“It was kind of discouraging at halftime,” Chadwick said. “And they were still beating us pretty good in the second half until Charlie got on a streak. It was unbelievable. He made about six shots in a row, and suddenly we were tied… That 28 points he had in the second half was the greatest performance I’ve ever seen by an individual in college basketball.”
‘Up and up and up’
Scott’s only miss during the second half was from 20 feet. He hit a variety of other mid-range jumpers, often going to his left (always his favorite move). As UNC gradually pulled ahead, Scott took the ball on the left about 30 feet from the basket, slashed past one Duke defender and challenged Duke’s Denton at the basket.

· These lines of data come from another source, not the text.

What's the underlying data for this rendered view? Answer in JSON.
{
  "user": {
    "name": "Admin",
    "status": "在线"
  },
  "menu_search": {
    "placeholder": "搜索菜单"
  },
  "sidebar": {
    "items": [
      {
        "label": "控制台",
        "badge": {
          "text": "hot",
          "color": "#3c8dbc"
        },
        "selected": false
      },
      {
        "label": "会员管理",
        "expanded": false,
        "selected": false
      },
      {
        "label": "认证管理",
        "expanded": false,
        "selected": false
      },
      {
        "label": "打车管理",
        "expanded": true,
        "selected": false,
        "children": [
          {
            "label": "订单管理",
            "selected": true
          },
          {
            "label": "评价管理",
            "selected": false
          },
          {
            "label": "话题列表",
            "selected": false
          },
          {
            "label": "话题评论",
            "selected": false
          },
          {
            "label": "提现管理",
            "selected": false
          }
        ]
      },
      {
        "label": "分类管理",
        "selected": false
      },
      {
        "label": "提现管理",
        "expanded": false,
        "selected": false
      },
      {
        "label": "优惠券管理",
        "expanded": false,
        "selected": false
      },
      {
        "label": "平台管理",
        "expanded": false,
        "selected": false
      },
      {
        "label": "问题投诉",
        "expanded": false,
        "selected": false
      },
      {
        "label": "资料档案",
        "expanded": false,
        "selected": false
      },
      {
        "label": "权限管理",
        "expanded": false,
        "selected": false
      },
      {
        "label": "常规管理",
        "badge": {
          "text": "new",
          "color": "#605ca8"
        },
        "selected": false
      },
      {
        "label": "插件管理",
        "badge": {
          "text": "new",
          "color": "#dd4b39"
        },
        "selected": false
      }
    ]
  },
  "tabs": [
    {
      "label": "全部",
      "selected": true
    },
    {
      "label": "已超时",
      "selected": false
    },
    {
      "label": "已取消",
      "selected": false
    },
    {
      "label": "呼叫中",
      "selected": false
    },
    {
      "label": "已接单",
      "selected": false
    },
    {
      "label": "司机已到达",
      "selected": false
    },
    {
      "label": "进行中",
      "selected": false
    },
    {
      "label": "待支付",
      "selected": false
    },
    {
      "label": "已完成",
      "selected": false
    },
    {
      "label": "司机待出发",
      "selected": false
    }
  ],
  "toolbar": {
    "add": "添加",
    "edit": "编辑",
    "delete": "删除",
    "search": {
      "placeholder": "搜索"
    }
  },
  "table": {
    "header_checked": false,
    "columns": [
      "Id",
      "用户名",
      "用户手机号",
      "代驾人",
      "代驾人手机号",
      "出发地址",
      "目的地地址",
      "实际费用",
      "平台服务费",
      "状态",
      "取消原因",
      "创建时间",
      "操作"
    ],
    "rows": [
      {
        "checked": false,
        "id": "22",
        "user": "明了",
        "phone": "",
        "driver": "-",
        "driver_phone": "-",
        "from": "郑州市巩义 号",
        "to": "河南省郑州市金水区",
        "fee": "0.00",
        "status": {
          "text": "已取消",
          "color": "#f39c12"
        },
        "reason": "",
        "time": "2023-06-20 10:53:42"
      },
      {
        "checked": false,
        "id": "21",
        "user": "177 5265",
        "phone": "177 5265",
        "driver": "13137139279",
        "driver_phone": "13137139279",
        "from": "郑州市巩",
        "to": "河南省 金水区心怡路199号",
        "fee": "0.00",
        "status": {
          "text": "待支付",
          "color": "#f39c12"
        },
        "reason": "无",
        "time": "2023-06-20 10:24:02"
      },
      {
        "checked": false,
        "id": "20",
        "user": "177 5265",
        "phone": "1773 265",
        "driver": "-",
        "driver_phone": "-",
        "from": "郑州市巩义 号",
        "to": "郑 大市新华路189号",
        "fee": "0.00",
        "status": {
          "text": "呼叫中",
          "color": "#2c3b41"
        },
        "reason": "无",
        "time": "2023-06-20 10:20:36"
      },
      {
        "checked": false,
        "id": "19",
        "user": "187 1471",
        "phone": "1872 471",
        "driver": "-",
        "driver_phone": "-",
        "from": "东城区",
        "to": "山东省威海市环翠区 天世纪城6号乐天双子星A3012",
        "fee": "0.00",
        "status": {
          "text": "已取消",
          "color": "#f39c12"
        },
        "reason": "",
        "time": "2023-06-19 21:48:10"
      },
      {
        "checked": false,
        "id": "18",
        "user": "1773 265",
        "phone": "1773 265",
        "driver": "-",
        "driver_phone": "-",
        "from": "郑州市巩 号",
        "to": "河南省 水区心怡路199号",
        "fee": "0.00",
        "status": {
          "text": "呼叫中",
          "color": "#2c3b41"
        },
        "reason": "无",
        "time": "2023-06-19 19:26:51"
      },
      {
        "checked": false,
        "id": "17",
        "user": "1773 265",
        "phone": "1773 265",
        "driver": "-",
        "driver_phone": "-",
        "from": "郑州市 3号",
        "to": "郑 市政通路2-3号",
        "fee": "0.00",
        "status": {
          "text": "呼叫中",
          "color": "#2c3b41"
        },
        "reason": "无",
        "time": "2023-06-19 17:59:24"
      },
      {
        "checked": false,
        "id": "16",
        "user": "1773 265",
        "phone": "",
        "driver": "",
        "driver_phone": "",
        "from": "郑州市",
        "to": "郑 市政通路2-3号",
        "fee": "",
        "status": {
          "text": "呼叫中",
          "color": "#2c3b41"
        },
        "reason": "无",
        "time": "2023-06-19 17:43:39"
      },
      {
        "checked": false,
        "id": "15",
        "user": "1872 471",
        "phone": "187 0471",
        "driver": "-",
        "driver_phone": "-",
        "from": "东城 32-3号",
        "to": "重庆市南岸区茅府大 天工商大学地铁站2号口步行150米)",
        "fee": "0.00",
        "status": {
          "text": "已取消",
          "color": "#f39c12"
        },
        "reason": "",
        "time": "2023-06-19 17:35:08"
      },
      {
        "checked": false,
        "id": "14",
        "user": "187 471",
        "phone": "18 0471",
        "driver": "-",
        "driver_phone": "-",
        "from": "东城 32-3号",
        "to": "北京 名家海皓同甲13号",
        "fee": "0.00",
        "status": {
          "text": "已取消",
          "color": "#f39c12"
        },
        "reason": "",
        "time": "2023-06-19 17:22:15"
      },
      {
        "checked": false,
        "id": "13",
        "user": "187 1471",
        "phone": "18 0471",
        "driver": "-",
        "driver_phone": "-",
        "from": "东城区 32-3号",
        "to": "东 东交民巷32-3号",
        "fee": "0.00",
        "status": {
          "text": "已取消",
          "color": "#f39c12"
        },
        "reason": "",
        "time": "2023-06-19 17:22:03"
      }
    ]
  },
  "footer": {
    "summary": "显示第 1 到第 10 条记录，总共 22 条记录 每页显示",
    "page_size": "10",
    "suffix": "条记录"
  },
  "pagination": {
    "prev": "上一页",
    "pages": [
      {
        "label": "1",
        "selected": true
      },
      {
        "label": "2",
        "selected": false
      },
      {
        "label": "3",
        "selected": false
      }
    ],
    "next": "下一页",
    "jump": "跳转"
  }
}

Denton, who would later play six seasons of pro basketball in the ABA and NBA, had a 5-inch height advantage. He rose in the air with Scott.
“Denton came over to try and block it,” Chadwick said. “He went up – but Charlie just kept going up. And up. And up. You couldn’t dunk – it was against the rules – but Charlie must have had his elbow at the rim. Randy fouled him and Charlie laid it in the basket. I’ll never forget it, as long as I live.”
Scott would say later it was one of the greatest individual plays he ever made, one that tied a bow on an otherworldly performance. No other Tar Heel scored even 10 points that night, so Scott’s 40 more than quadrupled any other North Carolina player.
Duke assistant coach Chuck Noe told The Charlotte News that night: “Charlie was like a conductor. He punched our ticket and sent us straight home … We had the rest of North Carolina’s team beaten, everybody except Scott. But he wouldn’t let it end… Everybody in the game was tired except Scott. He looked like Superman out there.”
‘It was a biased vote’
Scott was the ACC tournament’s Most Valuable Player in 1969, as well as the best player on a team that won both the regular-season and tournament championships, and made the Final Four. He also was a second-team All-American – the only ACC player that year to win significant All-American recognition of any type.
Roche was none of those things – although he did average 24 points per game for the Gamecocks. But when the media voting results came out for “ACC Player of the Year” three days after the tournament, Scott received 39 first-place votes.
Roche got 56.
“That hurt me, to be honest with you,” Scott said. “It was a biased vote.”
In fact, Scott briefly thought about sitting out the NCAA tournament in protest. Instead, he played – and eventually hit the game-winning shot in an 87-85 victory over Davidson a week later, sending the Tar Heels to the Final Four for the third straight season.
Now 70, Scott lives in the Atlanta area. In 2018, in what he would call “an honor I’ve always dreamed of,” he was inducted into the Naismith Basketball Hall of Fame.
For his induction speech, Scott wore a button on his lapel with the letters “DES” in honor of his old coach, Dean E. Smith, who died in 2015.
And Scott closed his speech with this line: “I’m very proud to be standing up here as a black man who took a path that wasn’t easy – but was the right path to take.”